The anniversary will be remembered in many ways. Great Britain has extensive plans for the day, which you can read about here.
Some of you may have visited my Kids of the Homefront Army project page. On the occasion of the today's re-celebration of V-E Day, I'm going to post one of the poems from the project.
In my religion,
it is a sin to dance,
but I don’t think God
minded that today,
I joined a conga line
that wound its way
Today, May 8, 1945,
the war with Germany ended
parades, hugs and kisses,
banging pots and pans,
horns tooting, confetti throwing,
dancing and praying.
All these ways
of thanking the Lord
that the boys in Europe
are coming home.
Thank you. Thank you.
Thank you, Lord.
© Diane Mayr, all rights reserved.
It must have been a bittersweet celebration, since the war still raged in the Pacific and would do so for three more months. World War II was very different from the wars we engage in now. Back then, individuals had a "we're all in this together" attitude. People were focused on the war and the efforts and sacrifices required of the country--shortages, scrap drives, bond drives, etc. Today war is kept separate from the people. They have many more things to distract them, and any sacrifices required seem to be placed mostly on the poor and disadvantaged.
I know I promised a review of last weekend's Massachusetts Poetry Festival. I'm postponing it until May 22. Next week, I'll be hosting the Round-Up. The host for today's Round-Up is my friend Michelle at Today's Little Ditty.
I love the honest voice of this poem, Diane. It's a sad state of affairs when we pine for a good "honest" war. Nothing these days is what it seems. Nothing.ReplyDelete
Truly, you've hit the nail on the head, "nothing these days is what it seems."Delete
I agree. Sadly, I agree.Delete
Hard to imagine what it really would have felt like celebrating on the streets exactly 70 years ago today, but you've brought it to life, Diane - thanks for sharing.ReplyDelete
A blessed relief, I'm sure.Delete
Have you read Connie Willis' books about WWII, Diane? I feel as though I've been at VE Day from reading them. Enjoyed your poem and its simple, heartfelt gratitude.ReplyDelete
No I haven't but I'll order a few for the library. Thanks for the recommendation.Delete
You're so right about how different wars are today. I remember my mother talking about how everyone wanted to do something to support the war effort. It was good hearing Sarah Jane's voice today.ReplyDelete
Such a great post. Thanks and very well written.ReplyDelete
Thanks for stopping by!Delete
Sarah Jane seemed to be talking directly to me--that's a powerful voice! And yet small and quiet. What is SJ's religion, I wonder? Is she British?ReplyDelete
It takes place in Virginia (in my head) and Sarah Jane is a Baptist (in my head). :-)Delete

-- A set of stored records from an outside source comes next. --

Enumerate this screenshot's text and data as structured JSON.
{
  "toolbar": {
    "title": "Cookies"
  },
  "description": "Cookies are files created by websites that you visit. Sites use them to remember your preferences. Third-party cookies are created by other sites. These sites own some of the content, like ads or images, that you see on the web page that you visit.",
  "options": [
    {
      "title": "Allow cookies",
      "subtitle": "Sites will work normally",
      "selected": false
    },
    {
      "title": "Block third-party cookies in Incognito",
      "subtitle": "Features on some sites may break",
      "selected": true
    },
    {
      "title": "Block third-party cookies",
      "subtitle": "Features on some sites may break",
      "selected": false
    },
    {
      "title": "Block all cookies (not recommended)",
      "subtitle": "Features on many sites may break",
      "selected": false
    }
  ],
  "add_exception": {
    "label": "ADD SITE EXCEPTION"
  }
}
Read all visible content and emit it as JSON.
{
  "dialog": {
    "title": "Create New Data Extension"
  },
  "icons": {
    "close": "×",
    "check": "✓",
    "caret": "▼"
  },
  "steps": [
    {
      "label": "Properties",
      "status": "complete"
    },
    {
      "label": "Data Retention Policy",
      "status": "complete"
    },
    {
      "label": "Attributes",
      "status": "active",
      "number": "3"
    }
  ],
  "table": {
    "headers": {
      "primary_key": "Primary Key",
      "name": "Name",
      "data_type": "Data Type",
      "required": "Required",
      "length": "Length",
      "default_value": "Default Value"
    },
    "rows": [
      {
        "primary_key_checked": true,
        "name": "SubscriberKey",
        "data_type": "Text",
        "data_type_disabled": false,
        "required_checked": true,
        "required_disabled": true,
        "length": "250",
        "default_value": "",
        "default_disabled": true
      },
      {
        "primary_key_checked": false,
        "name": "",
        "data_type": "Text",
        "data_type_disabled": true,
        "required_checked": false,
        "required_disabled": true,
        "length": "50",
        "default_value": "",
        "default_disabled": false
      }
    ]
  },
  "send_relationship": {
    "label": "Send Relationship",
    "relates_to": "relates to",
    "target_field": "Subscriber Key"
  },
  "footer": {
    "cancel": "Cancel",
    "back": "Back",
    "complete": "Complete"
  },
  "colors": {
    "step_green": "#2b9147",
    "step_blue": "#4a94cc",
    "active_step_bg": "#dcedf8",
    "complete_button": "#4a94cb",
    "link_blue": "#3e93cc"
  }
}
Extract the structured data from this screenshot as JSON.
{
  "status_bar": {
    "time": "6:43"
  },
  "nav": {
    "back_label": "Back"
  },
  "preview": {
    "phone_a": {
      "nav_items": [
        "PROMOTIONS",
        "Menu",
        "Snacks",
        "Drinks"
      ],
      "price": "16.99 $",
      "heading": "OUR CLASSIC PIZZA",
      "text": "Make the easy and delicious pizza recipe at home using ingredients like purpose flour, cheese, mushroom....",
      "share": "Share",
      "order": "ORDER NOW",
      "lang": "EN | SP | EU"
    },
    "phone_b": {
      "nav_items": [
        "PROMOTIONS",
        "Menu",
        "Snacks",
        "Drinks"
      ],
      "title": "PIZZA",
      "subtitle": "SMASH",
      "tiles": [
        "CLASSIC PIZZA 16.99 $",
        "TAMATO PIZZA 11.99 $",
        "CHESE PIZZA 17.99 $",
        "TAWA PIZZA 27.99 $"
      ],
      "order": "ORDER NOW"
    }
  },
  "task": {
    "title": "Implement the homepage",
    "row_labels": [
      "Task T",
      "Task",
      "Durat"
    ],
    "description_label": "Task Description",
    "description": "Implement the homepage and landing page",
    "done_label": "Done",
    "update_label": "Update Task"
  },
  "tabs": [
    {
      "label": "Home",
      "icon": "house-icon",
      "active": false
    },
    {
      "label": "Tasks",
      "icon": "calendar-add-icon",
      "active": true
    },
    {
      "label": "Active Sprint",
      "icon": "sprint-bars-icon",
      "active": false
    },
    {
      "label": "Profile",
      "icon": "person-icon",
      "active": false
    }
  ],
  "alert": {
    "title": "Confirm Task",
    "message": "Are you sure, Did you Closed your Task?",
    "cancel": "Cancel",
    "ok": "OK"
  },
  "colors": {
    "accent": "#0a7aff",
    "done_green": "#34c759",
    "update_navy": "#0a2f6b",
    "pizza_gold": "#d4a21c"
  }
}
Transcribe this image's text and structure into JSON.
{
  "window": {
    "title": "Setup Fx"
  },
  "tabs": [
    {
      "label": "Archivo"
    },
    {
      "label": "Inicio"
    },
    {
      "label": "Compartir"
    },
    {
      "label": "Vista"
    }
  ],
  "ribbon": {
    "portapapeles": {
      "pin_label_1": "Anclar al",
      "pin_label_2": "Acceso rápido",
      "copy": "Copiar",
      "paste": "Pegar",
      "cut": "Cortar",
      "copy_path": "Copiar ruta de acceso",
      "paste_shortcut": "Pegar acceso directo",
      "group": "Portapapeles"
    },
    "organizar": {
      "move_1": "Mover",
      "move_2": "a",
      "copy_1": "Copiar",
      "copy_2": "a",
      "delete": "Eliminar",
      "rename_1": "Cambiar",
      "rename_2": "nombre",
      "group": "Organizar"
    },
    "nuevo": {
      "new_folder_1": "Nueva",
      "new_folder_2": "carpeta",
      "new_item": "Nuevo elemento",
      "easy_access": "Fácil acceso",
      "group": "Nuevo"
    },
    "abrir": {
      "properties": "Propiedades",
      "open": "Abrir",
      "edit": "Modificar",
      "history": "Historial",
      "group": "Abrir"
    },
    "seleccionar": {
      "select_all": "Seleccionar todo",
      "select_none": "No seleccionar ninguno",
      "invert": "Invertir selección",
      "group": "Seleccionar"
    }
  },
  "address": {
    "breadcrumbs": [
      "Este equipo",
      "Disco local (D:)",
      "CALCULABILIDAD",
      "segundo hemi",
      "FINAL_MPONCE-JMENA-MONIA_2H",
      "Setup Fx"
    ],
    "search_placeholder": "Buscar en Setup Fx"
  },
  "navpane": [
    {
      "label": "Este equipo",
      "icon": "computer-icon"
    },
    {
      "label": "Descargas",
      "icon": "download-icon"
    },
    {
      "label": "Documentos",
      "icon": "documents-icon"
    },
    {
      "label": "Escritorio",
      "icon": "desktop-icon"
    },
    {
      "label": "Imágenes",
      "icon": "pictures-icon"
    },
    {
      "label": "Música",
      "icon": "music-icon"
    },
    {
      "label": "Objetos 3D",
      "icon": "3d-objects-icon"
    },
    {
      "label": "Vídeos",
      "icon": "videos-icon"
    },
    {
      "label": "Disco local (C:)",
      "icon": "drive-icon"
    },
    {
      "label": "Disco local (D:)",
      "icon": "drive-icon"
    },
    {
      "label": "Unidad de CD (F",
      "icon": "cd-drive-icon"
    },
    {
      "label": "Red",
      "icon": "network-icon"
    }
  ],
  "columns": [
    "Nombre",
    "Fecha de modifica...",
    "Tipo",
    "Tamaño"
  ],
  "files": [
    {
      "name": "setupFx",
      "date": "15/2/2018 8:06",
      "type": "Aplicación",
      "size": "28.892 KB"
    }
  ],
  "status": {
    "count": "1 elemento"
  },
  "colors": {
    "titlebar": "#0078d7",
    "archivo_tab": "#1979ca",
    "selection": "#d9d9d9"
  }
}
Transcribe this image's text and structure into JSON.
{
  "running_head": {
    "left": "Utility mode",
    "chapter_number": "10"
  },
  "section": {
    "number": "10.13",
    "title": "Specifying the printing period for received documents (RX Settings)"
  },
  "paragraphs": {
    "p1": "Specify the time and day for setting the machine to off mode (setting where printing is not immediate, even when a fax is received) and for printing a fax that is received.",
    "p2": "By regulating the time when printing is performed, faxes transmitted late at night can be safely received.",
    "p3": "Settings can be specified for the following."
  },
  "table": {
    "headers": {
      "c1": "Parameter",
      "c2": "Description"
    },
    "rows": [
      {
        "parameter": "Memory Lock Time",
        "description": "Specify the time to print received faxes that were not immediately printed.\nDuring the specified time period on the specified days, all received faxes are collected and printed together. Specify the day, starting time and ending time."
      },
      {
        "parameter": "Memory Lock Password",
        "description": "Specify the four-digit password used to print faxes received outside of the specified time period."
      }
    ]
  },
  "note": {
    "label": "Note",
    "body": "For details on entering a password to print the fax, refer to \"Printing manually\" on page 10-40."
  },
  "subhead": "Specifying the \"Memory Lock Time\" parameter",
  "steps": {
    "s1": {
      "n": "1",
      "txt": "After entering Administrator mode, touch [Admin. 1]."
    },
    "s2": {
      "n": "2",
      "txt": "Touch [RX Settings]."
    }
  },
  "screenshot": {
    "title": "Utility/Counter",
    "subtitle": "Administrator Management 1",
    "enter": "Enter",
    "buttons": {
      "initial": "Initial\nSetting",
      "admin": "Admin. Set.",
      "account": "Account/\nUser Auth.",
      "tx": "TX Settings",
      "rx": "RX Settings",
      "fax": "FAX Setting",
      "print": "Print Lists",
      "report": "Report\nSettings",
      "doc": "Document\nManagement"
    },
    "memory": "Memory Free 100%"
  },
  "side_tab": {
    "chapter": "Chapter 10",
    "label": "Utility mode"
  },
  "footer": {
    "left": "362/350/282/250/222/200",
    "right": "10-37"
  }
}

It's like you step into someone else's head when you write these poems, and inhabit them so completely you can convey her innocence and quiet gratitude though she's surrounded by noise. Love it!ReplyDelete
That's exactly what I've tried to do with each of the 100 homefront kids--get inside their head and share their experiences, both the same and different.Delete
I wish I could get my mom to talk to me a little bit more about her experience of war from the home front. She still tears up about a good friend of hers who died on Omaha Beach. Seventy years later, she still feels the sting. I'm learning rather late in my life that grief never disappears completely, does it? And I agree with Sarah Jane - God didn't mind one little bet when people danced in the streets about their boys coming home safe and sound. Thanks for posting, Diane.ReplyDelete